◆ TASK GOAL
If a line includes "Down", copy it out of the entries.

[Entries from a dataset of interfaces]
..........
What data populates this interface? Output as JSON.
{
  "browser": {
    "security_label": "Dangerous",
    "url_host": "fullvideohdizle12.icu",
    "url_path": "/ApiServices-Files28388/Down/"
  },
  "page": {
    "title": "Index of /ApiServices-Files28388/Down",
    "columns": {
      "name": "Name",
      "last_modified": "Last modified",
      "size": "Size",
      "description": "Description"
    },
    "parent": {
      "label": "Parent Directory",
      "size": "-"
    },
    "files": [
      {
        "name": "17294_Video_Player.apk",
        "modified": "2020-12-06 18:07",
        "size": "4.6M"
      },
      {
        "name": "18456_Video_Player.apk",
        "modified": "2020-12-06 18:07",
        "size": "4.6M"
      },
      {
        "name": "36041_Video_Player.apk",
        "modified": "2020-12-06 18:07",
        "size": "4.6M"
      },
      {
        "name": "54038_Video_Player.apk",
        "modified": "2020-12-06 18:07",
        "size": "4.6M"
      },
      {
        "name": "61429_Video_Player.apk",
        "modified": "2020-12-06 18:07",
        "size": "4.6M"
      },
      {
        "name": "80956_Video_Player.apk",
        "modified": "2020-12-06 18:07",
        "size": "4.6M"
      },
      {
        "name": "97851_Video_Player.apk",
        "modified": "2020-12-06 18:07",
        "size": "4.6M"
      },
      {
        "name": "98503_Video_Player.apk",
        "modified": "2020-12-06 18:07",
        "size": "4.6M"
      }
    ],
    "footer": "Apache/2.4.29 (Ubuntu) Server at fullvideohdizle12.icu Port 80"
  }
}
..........
◆ SOLUTION TO THE EXERCISE
    "url_path": "/ApiServices-Files28388/Down/"
    "title": "Index of /ApiServices-Files28388/Down",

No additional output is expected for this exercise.